AP2HYC: The father and son dynamic present seemed to emphasise the dark plot devices and themes of survival. Why was this relationship presented this way?
Lumsden: I wanted to show the relationship between father and son in a different way and instead of showing the father as the strong character who is looking to save and stay strong for his son. He is a broken man. When we join the story he is looking for a way out as he doesn’t see a way to survive in this new world. It takes a young boy to find the strength to keep going. I think I wanted to take away all the elements of support from our main character to see how he would move forward. The story is about hope and how much you can hold onto it after losing everything.
AP2HYC: The story has the rather unique standing of being presented both as a comic and a short film, was this planned from the beginning? Why did you want to present the story through both mediums?
Lumsden: The short film came first. For a lot of film projects I have worked on, I have wanted to make a companion comic for them. This is purely because I am such a fan of comics and The Boat was the first project where it became a viable option. Our storyboard artist, Mark Weallans, did such a great job of the boards I could see we could adapt them and make a Graphic Novel. We didn’t have a big budget for the short film so there was a lot of story left over to tell that we could put in the books. I didn’t expect the story to expand as much as it has but I am really enjoying continuing the story.
AP2HYC: As we find out in the later volumes of the comic, we soon learn that our lone survivor isn’t quite so alone in the world and drifts into No Land, a post-apocalyptic version of Edinburgh, Scotland. Why did you want to show Edinburgh in such a way?
Lumsden: The main influence for me was to show Edinburgh in a different light. It’s about seeing the city where I grew up in a way that it hasn’t been seen before. This was a big motivation in making the short film. To be able to create this world upon the rooftops of the city I live in is a lot of fun. We are on Book 3 now and all storylines are all building up to our finale. and I am looking forward to showing more aspects of the city in future instalments.
AP2HYC: What are your future plans for the series? What future projects may we expect to see from yourself in the near future?
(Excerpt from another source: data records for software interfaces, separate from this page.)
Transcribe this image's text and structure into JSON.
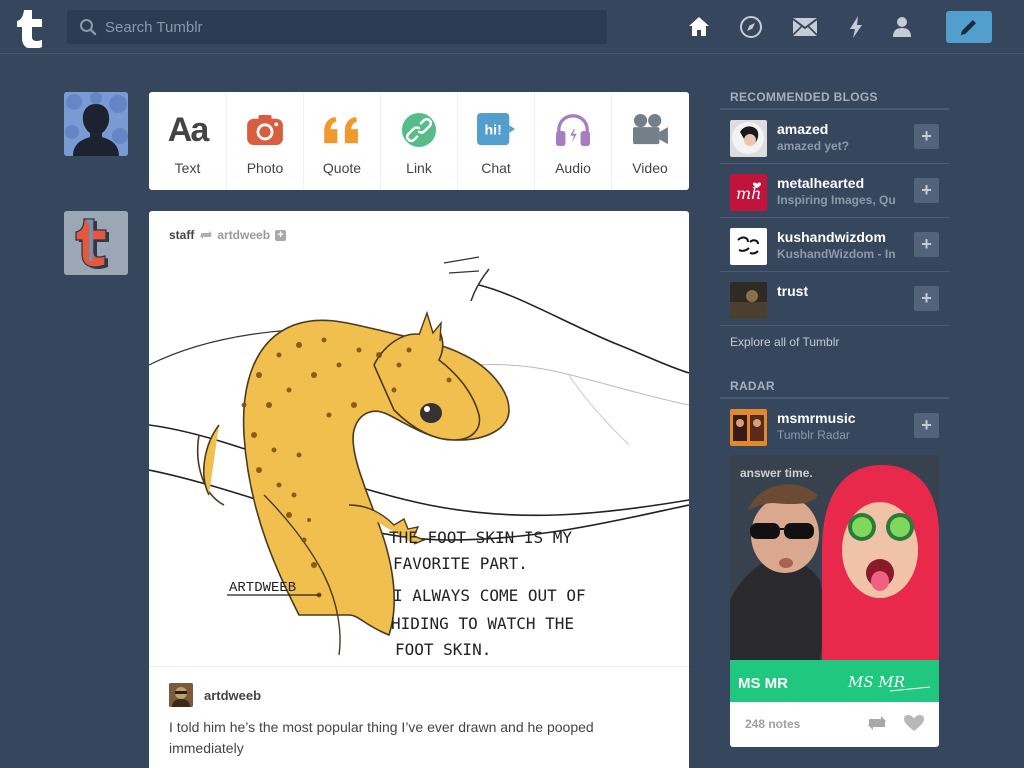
{
  "header": {
    "search_placeholder": "Search Tumblr",
    "nav": [
      "home-icon",
      "explore-icon",
      "inbox-icon",
      "activity-icon",
      "account-icon"
    ],
    "compose_icon": "pencil-icon"
  },
  "post_types": [
    {
      "label": "Text",
      "icon": "text-icon",
      "color": "#444444"
    },
    {
      "label": "Photo",
      "icon": "camera-icon",
      "color": "#d95e40"
    },
    {
      "label": "Quote",
      "icon": "quote-icon",
      "color": "#f2992e"
    },
    {
      "label": "Link",
      "icon": "link-icon",
      "color": "#56bc8a"
    },
    {
      "label": "Chat",
      "icon": "chat-icon",
      "color": "#529ecc"
    },
    {
      "label": "Audio",
      "icon": "headphones-icon",
      "color": "#a77dc2"
    },
    {
      "label": "Video",
      "icon": "video-camera-icon",
      "color": "#748089"
    }
  ],
  "post": {
    "author": "staff",
    "source": "artdweeb",
    "image_text": [
      "THE FOOT SKIN IS MY",
      "FAVORITE PART.",
      "I ALWAYS COME OUT OF",
      "HIDING TO WATCH THE",
      "FOOT SKIN."
    ],
    "signature": "ARTDWEEB",
    "reblogger": "artdweeb",
    "reblog_text": "I told him he’s the most popular thing I’ve ever drawn and he pooped immediately"
  },
  "sidebar": {
    "recommended_title": "RECOMMENDED BLOGS",
    "blogs": [
      {
        "name": "amazed",
        "subtitle": "amazed yet?"
      },
      {
        "name": "metalhearted",
        "subtitle": "Inspiring Images, Qu"
      },
      {
        "name": "kushandwizdom",
        "subtitle": "KushandWizdom - In"
      },
      {
        "name": "trust",
        "subtitle": ""
      }
    ],
    "add_label": "+",
    "explore_label": "Explore all of Tumblr",
    "radar_title": "RADAR",
    "radar": {
      "name": "msmrmusic",
      "subtitle": "Tumblr Radar",
      "image_caption": "answer time.",
      "banner": "MS MR",
      "banner_script": "MS MR",
      "notes": "248 notes"
    }
  },
  "colors": {
    "background": "#36465d",
    "compose": "#529ecc",
    "radar_banner": "#1fc87e"
  }
}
Lumsden: The Boat volume 3 came out a few months ago and we are getting a really positive reaction, which has been great. We are hoping to start production on Book 4 in a few months. We are close to the end of the series now and the next book is the most exciting part of the story. It fills in the gaps between the past and the present and we really build upon the action that took place in “Volume 3: Blood in the Water”.
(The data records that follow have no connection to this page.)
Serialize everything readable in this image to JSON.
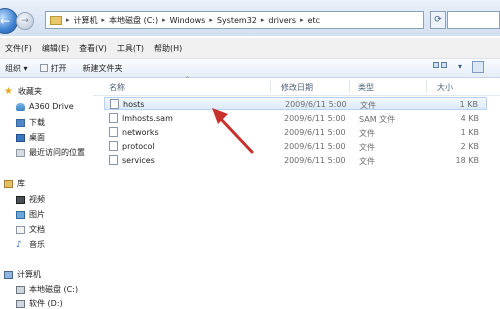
{
  "address_bar": {
    "breadcrumbs": [
      "计算机",
      "本地磁盘 (C:)",
      "Windows",
      "System32",
      "drivers",
      "etc"
    ]
  },
  "menu": [
    "文件(F)",
    "编辑(E)",
    "查看(V)",
    "工具(T)",
    "帮助(H)"
  ],
  "toolbar": {
    "organize": "组织 ▾",
    "open": "打开",
    "new_folder": "新建文件夹"
  },
  "nav": {
    "favorites": "收藏夹",
    "fav_items": [
      "A360 Drive",
      "下载",
      "桌面",
      "最近访问的位置"
    ],
    "libraries": "库",
    "lib_items": [
      "视频",
      "图片",
      "文档",
      "音乐"
    ],
    "computer": "计算机",
    "drives": [
      "本地磁盘 (C:)",
      "软件 (D:)"
    ]
  },
  "columns": {
    "name": "名称",
    "date": "修改日期",
    "type": "类型",
    "size": "大小"
  },
  "files": [
    {
      "name": "hosts",
      "date": "2009/6/11 5:00",
      "type": "文件",
      "size": "1 KB"
    },
    {
      "name": "lmhosts.sam",
      "date": "2009/6/11 5:00",
      "type": "SAM 文件",
      "size": "4 KB"
    },
    {
      "name": "networks",
      "date": "2009/6/11 5:00",
      "type": "文件",
      "size": "1 KB"
    },
    {
      "name": "protocol",
      "date": "2009/6/11 5:00",
      "type": "文件",
      "size": "2 KB"
    },
    {
      "name": "services",
      "date": "2009/6/11 5:00",
      "type": "文件",
      "size": "18 KB"
    }
  ],
  "colors": {
    "annotation_arrow": "#c8322c",
    "selection": "#dceafb"
  }
}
Aside from The Boat, I have two other stories that I am hoping to start soon. If there is time and budget I would love to release them alongside The Boat. They are very different stories and we are looking at putting the team together for them soon. I just have to make my mind up on which one goes first!
Outside of comics, I am developing my first feature film that I am hoping to direct next year. It’s a horror film called Out There written by Ronnie Mackintosh and being produced by Blue Iris Films. We are currently developing it through the European Genre Forum. It is a pretty unique Scottish horror story, which I think would also make a pretty interesting graphic novel too.
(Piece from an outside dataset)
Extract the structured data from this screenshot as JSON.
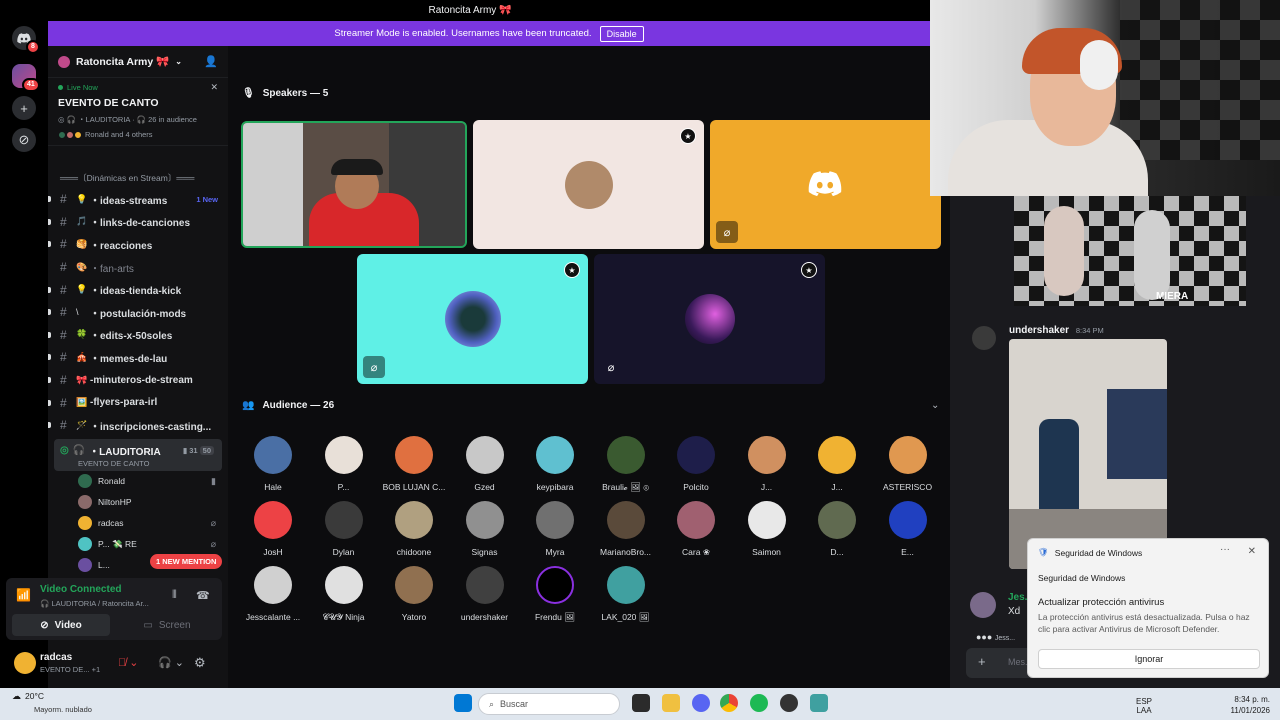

Thank you David for giving us the time to make this happen and we can’t to see what is next. Show your support for David by checking out his website here or visit the official website for The Boat. You can also find a link back to our first review of the series available here. And finally, tell us of your opinions on The Boat by sounding off in the comments or send us your thoughts on Facebook or Twitter!